▸ **YOUR ASSIGNMENT**
Where in the data below does the word "CONTROL" appear? Copy each line that holds it.

EXCERPTED RECORDS START

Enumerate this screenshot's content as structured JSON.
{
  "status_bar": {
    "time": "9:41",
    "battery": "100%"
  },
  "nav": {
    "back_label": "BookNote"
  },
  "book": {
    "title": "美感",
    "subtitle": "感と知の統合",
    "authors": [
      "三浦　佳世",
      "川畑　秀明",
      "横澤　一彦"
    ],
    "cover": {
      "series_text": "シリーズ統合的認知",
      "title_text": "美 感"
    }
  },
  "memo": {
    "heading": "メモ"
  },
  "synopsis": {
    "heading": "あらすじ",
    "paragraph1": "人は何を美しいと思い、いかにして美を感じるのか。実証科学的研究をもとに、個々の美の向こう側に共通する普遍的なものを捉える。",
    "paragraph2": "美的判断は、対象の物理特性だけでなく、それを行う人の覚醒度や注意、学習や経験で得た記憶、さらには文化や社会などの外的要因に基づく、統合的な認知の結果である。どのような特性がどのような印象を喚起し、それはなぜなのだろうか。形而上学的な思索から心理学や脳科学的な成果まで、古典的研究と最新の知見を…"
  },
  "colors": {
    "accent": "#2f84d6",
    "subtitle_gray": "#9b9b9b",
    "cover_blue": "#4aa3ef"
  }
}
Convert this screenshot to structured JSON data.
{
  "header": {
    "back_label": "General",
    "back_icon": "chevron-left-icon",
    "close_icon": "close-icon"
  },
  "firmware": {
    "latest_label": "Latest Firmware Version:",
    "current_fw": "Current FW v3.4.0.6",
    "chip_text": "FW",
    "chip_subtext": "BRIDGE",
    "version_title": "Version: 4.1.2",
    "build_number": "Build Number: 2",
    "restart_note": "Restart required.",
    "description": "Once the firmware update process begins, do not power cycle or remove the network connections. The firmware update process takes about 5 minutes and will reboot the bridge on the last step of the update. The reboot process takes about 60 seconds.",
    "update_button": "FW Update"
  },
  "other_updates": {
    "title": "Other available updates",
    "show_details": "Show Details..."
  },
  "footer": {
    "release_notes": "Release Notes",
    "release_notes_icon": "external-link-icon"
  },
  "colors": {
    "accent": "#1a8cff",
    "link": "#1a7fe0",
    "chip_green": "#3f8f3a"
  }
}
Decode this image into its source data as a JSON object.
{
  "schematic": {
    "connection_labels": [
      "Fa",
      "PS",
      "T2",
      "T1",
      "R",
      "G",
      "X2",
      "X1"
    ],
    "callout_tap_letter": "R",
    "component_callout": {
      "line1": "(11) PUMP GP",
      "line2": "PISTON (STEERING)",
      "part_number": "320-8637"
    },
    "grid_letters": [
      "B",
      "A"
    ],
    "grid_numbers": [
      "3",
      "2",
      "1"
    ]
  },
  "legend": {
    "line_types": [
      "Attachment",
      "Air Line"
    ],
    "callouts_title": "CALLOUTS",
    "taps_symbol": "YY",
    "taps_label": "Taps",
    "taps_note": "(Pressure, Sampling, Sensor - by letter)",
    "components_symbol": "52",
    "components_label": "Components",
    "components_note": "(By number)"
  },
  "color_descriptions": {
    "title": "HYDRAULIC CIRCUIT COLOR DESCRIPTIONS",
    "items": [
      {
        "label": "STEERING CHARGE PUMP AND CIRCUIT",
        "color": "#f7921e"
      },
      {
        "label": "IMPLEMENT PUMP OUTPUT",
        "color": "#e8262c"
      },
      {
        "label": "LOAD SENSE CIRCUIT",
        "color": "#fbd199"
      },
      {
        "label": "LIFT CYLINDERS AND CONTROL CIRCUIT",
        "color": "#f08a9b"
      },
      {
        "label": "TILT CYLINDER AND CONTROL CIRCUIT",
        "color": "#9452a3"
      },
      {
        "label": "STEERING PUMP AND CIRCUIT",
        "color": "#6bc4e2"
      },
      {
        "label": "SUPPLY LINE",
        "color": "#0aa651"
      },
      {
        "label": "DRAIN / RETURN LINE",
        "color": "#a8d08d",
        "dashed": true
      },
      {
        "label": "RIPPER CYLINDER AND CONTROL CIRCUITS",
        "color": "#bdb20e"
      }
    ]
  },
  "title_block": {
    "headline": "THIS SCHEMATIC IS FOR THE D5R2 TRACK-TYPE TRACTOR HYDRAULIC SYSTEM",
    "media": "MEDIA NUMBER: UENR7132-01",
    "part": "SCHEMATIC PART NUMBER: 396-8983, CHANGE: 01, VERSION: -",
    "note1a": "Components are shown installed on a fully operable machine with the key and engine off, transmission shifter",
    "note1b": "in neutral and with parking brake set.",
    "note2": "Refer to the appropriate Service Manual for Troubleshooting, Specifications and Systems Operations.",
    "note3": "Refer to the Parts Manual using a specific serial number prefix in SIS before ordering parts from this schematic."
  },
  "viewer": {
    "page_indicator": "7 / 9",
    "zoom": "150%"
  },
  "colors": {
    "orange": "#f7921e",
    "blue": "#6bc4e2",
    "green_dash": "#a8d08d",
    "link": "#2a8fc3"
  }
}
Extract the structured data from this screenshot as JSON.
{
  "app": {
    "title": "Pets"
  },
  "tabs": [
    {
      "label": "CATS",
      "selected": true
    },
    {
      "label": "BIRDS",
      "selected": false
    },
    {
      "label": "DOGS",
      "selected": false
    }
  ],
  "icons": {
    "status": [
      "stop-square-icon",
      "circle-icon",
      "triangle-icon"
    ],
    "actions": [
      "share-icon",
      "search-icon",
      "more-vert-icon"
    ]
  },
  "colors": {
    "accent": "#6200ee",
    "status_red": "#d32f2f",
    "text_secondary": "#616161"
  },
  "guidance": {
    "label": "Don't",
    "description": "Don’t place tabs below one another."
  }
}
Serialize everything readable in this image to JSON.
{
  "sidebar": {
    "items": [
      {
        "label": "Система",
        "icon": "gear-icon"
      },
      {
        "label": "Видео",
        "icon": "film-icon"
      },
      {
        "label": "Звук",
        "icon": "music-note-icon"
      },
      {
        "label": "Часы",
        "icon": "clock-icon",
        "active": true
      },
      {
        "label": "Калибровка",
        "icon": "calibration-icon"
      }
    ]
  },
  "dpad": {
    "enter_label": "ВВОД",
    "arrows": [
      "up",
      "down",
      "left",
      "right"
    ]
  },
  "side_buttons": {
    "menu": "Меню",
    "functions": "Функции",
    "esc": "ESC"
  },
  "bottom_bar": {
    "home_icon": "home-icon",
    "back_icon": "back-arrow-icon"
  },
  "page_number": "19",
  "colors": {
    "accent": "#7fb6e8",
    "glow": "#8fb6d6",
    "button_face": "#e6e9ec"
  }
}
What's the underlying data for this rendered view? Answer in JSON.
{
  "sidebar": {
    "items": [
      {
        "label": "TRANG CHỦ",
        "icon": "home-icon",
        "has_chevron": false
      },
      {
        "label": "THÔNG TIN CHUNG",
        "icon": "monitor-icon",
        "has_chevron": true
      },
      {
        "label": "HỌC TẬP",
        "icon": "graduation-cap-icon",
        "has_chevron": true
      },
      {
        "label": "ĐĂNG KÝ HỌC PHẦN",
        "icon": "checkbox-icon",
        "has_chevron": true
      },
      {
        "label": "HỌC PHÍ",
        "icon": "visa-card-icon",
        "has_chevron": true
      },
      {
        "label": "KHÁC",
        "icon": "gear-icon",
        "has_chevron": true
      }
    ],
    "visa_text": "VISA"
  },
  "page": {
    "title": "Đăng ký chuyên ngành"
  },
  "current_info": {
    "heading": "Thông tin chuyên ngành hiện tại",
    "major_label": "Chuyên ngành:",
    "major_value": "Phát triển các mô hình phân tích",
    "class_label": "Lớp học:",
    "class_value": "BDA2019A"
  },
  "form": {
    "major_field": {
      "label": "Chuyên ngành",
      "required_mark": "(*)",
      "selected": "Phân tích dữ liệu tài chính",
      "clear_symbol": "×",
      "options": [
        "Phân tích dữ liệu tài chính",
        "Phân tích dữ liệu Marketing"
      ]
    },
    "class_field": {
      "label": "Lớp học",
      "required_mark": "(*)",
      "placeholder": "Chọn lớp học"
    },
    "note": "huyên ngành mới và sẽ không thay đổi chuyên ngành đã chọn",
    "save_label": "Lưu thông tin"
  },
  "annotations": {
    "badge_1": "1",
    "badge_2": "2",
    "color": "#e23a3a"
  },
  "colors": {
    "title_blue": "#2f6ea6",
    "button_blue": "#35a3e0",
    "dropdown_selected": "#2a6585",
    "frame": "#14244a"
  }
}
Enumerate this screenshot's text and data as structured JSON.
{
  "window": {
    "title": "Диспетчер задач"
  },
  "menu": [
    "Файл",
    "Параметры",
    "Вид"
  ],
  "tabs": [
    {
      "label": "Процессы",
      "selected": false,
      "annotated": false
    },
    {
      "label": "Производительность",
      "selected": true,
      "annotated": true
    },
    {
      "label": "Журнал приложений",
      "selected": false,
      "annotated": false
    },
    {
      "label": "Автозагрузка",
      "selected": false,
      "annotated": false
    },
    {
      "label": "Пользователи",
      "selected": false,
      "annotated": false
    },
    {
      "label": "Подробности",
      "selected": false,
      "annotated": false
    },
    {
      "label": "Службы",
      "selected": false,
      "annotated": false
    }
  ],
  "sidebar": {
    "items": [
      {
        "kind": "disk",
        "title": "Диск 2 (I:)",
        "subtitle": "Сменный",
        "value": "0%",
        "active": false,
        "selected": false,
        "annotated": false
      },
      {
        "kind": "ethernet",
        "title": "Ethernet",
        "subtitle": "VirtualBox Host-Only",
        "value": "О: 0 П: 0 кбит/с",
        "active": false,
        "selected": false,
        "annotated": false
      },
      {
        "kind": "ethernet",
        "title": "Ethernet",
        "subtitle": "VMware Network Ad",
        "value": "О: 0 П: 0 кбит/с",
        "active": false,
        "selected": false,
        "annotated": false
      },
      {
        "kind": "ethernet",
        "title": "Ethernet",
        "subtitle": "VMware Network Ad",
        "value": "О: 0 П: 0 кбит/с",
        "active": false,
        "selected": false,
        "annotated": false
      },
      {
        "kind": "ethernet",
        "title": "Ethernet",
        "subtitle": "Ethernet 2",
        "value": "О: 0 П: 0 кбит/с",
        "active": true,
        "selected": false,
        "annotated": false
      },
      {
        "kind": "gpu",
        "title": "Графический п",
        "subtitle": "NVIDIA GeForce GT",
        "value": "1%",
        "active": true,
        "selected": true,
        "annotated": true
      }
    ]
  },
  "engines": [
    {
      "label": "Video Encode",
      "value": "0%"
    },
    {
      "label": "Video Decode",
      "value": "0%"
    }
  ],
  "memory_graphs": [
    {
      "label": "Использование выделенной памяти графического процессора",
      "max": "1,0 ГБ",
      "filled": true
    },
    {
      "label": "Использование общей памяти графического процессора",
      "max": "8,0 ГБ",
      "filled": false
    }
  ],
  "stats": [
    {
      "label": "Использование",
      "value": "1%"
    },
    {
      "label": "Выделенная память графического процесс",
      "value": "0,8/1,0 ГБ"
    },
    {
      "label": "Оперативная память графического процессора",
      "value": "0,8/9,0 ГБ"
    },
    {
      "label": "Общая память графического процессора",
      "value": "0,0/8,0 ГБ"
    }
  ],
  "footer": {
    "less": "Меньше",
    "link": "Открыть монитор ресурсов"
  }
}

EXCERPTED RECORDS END

▸ **YOUR SOLUTION**
        "label": "LIFT CYLINDERS AND CONTROL CIRCUIT",
        "label": "TILT CYLINDER AND CONTROL CIRCUIT",
        "label": "RIPPER CYLINDER AND CONTROL CIRCUITS",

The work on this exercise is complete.